Mercedes have given more information behind when the planning process began for their first significant upgrade package of the season, which is due at Imola next weekend.
The Silver Arrows have begun the 2023 campaign on the back foot by their standards after initially looking to get themselves back in the World Championship picture this year, after a 2022 season spent largely fighting against a porpoising W13.
They were given hope for what this year might bring by ending the season strongly, with a one-two finish at Interlagos spearheaded by George Russell bringing Mercedes their sole win of 2022.
But with Red Bull having hit such dominant form this time around, Mercedes, along with the rest of the field, are in the position of playing catch-up, and team principal Toto Wolff ordered significant changes to be made to the W14 early in the season.
Trackside engineering director Andrew Shovlin has now revealed that the team knew as early as the Bahrain testing period that they would not be able to put themselves in title contention this season, and the upgrades they have been working on for next weekend’s Emilia Romagna Grand Prix have been in the works for several months.

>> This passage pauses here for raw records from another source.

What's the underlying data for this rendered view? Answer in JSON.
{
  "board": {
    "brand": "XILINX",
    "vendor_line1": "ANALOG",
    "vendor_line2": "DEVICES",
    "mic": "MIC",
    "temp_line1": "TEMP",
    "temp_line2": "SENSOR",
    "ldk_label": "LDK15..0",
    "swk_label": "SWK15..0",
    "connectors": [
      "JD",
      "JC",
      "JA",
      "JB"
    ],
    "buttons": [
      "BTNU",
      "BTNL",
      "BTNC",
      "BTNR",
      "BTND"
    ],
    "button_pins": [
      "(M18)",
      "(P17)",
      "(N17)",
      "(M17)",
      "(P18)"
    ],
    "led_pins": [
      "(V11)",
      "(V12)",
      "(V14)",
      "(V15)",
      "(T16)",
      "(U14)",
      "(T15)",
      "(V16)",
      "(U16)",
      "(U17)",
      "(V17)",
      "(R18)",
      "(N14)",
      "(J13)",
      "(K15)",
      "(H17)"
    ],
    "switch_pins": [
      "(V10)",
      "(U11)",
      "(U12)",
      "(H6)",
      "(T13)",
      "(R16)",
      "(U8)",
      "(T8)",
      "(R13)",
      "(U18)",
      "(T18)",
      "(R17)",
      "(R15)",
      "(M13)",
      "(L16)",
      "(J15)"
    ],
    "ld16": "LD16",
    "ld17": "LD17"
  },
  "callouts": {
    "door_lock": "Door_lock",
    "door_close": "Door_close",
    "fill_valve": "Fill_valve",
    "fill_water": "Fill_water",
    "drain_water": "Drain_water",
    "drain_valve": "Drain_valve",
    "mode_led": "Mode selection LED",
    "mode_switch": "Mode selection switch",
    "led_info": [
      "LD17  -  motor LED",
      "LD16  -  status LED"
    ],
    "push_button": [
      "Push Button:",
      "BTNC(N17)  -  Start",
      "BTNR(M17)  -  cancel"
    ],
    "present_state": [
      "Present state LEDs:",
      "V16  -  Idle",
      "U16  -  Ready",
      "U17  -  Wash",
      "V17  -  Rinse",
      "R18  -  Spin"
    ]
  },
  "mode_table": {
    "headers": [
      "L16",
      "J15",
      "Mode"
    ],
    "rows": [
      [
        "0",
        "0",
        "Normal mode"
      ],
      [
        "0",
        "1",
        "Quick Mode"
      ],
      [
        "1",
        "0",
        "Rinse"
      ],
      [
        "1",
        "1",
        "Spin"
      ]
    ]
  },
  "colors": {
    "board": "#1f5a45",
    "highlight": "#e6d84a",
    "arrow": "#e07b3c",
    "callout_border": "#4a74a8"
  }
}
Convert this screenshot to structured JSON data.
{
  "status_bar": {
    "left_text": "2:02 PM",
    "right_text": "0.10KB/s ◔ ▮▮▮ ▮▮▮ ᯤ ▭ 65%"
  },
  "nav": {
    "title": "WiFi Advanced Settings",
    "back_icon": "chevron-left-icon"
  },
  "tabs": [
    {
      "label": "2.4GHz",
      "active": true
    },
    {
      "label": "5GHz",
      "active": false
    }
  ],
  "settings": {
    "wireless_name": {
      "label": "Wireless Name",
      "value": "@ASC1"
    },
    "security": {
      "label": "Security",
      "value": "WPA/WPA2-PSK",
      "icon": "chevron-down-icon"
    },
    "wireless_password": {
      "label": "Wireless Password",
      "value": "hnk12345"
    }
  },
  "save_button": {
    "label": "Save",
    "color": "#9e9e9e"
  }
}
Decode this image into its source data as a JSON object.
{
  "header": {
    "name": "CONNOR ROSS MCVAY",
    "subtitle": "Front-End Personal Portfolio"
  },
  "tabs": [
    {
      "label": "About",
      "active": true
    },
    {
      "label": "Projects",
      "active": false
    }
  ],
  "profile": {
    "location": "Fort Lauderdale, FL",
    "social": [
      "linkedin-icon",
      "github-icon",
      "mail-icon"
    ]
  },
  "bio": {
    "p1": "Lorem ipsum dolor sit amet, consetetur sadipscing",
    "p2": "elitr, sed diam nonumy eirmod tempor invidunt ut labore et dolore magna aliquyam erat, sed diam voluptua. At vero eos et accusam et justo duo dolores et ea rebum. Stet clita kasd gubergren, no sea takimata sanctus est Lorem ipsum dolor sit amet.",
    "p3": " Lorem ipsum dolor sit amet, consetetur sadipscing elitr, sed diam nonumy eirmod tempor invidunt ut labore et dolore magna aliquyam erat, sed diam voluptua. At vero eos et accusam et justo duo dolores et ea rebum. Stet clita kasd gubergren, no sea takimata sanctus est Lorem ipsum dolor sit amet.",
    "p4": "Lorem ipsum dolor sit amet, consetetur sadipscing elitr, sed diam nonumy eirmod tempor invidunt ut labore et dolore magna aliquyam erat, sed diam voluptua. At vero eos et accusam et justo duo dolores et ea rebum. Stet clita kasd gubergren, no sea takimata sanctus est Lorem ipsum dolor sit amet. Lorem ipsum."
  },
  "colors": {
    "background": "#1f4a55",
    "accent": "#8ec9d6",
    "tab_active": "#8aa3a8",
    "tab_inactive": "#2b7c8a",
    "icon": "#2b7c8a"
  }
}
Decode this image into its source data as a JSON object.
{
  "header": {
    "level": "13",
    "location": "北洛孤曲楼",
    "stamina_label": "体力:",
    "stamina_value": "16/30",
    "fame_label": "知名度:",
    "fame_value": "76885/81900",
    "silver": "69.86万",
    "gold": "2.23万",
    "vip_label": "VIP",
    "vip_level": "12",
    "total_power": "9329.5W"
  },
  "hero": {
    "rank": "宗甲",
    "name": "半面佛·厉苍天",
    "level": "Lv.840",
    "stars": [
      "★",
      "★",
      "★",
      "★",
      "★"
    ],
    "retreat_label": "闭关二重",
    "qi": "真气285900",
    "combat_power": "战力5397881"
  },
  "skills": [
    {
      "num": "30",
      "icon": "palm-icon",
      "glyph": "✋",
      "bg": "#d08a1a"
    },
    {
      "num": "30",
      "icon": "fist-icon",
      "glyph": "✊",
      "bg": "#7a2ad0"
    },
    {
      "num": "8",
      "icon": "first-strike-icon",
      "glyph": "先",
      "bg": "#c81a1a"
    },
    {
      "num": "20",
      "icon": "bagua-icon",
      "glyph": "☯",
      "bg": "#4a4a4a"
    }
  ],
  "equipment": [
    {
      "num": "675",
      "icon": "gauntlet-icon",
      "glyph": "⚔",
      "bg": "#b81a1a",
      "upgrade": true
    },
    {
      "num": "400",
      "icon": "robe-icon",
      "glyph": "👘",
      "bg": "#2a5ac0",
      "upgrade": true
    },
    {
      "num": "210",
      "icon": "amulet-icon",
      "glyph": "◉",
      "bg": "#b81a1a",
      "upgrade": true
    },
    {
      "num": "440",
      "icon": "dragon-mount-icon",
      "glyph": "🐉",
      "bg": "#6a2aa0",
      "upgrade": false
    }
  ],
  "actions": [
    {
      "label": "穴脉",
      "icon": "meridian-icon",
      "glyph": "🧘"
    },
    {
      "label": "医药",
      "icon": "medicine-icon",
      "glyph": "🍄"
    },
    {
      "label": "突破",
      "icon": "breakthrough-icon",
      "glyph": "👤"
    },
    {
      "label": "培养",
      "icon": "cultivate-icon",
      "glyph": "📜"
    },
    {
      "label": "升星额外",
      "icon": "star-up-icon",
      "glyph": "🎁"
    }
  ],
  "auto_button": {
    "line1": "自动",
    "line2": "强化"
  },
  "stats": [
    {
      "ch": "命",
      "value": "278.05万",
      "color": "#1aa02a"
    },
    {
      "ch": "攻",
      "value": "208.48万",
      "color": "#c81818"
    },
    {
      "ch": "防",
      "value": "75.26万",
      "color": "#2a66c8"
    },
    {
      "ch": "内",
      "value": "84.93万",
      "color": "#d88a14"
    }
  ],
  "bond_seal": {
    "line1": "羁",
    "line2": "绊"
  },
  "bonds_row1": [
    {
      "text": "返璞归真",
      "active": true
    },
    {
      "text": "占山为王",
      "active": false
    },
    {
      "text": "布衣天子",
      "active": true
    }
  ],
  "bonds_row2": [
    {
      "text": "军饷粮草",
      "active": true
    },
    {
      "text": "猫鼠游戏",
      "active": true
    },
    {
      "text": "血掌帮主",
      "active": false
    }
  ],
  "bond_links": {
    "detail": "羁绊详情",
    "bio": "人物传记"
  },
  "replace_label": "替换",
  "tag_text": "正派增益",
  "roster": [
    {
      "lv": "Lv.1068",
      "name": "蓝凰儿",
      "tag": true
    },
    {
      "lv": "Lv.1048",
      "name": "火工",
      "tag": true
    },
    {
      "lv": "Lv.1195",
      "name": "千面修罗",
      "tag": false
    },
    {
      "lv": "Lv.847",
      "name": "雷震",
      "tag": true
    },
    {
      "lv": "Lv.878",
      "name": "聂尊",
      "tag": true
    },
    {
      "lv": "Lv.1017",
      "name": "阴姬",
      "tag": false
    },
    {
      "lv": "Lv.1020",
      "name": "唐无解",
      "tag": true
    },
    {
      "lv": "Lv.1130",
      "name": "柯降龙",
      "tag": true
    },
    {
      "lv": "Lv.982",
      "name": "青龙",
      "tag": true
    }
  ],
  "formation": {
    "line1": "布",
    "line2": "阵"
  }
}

Wolff has been keen to stress that he has never seen a “magic bullet” in terms of finding a significant portion of lap time with one upgrade package, but Shovlin explained that what will be on show for Mercedes at Imola is merely the beginning of what will be a “different development direction” for the team.
“Well, if we go all the way back to Bahrain test [and the] Bahrain race, that was where we realised that we didn’t have a package that was going to allow us to fight for a World Championship,” Shovlin said in Mercedes’ post-Miami debrief video.
“And if we continued on that same development direction, we wouldn’t end up in a position where we felt we could challenge Red Bull.
“So it was around that time that we took some decisions on how we develop the car, how the car works aerodynamically, how we shape the characteristics of the car, so how it is in terms of handling.
“What we are going to be bringing to the track at Imola is the first step really of that work. This takes quite a long time to develop in the wind tunnel – you can’t just do these things overnight, but the Imola package are the first steps in that direction.
“Now, we’re hoping to bring other updates later in the year. We do hope that it’s quicker, we hope it’s better in terms of qualifying and race pace.
“But as I said, the key thing is we’re not just looking to bring a lap time update. We’re looking to head off in a different development direction, one that we think gives us a better chance in the long term of being able to challenge for race wins and World Championships.”